◆ **TASK REQUIREMENTS**
The expected result is every entry, retyped character for character.

━━━━━ EXERCISE MATERIAL ━━━━━

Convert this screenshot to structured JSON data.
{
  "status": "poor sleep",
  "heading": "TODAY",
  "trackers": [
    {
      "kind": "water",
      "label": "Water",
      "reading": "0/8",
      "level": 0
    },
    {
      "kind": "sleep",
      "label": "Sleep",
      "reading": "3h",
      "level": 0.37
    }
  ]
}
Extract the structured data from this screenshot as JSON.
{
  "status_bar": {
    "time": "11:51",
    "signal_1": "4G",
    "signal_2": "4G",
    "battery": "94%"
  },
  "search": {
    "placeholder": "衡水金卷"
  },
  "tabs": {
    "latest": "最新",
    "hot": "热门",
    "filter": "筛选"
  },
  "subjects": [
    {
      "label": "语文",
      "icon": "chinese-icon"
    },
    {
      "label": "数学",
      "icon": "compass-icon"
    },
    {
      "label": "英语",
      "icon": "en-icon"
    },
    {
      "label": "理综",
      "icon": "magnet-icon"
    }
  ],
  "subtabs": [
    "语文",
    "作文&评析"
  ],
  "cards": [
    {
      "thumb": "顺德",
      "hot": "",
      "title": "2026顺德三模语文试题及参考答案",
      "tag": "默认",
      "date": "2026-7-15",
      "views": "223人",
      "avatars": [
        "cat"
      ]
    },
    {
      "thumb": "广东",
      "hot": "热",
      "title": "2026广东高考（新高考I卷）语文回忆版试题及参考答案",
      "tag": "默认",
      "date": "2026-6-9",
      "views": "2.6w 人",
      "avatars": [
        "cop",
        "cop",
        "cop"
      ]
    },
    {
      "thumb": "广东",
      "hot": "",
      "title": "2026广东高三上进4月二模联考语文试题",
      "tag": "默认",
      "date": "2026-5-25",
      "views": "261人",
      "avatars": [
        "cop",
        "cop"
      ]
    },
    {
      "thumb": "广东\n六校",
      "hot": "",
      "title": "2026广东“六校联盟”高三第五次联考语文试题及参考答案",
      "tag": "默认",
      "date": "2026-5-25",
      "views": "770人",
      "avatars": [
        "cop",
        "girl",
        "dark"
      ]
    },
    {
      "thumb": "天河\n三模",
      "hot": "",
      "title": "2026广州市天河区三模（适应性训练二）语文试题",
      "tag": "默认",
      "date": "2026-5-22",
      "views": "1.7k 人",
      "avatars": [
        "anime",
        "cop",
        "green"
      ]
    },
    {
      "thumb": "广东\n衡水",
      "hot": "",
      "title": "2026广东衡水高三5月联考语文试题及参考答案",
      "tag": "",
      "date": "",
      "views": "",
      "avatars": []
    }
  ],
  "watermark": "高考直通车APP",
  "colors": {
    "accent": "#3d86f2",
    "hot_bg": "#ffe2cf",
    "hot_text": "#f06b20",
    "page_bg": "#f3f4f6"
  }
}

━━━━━

◆ **RESPONSE**
Convert this screenshot to structured JSON data.
{
  "status": "poor sleep",
  "heading": "TODAY",
  "trackers": [
    {
      "kind": "water",
      "label": "Water",
      "reading": "0/8",
      "level": 0
    },
    {
      "kind": "sleep",
      "label": "Sleep",
      "reading": "3h",
      "level": 0.37
    }
  ]
}
Extract the structured data from this screenshot as JSON.
{
  "status_bar": {
    "time": "11:51",
    "signal_1": "4G",
    "signal_2": "4G",
    "battery": "94%"
  },
  "search": {
    "placeholder": "衡水金卷"
  },
  "tabs": {
    "latest": "最新",
    "hot": "热门",
    "filter": "筛选"
  },
  "subjects": [
    {
      "label": "语文",
      "icon": "chinese-icon"
    },
    {
      "label": "数学",
      "icon": "compass-icon"
    },
    {
      "label": "英语",
      "icon": "en-icon"
    },
    {
      "label": "理综",
      "icon": "magnet-icon"
    }
  ],
  "subtabs": [
    "语文",
    "作文&评析"
  ],
  "cards": [
    {
      "thumb": "顺德",
      "hot": "",
      "title": "2026顺德三模语文试题及参考答案",
      "tag": "默认",
      "date": "2026-7-15",
      "views": "223人",
      "avatars": [
        "cat"
      ]
    },
    {
      "thumb": "广东",
      "hot": "热",
      "title": "2026广东高考（新高考I卷）语文回忆版试题及参考答案",
      "tag": "默认",
      "date": "2026-6-9",
      "views": "2.6w 人",
      "avatars": [
        "cop",
        "cop",
        "cop"
      ]
    },
    {
      "thumb": "广东",
      "hot": "",
      "title": "2026广东高三上进4月二模联考语文试题",
      "tag": "默认",
      "date": "2026-5-25",
      "views": "261人",
      "avatars": [
        "cop",
        "cop"
      ]
    },
    {
      "thumb": "广东\n六校",
      "hot": "",
      "title": "2026广东“六校联盟”高三第五次联考语文试题及参考答案",
      "tag": "默认",
      "date": "2026-5-25",
      "views": "770人",
      "avatars": [
        "cop",
        "girl",
        "dark"
      ]
    },
    {
      "thumb": "天河\n三模",
      "hot": "",
      "title": "2026广州市天河区三模（适应性训练二）语文试题",
      "tag": "默认",
      "date": "2026-5-22",
      "views": "1.7k 人",
      "avatars": [
        "anime",
        "cop",
        "green"
      ]
    },
    {
      "thumb": "广东\n衡水",
      "hot": "",
      "title": "2026广东衡水高三5月联考语文试题及参考答案",
      "tag": "",
      "date": "",
      "views": "",
      "avatars": []
    }
  ],
  "watermark": "高考直通车APP",
  "colors": {
    "accent": "#3d86f2",
    "hot_bg": "#ffe2cf",
    "hot_text": "#f06b20",
    "page_bg": "#f3f4f6"
  }
}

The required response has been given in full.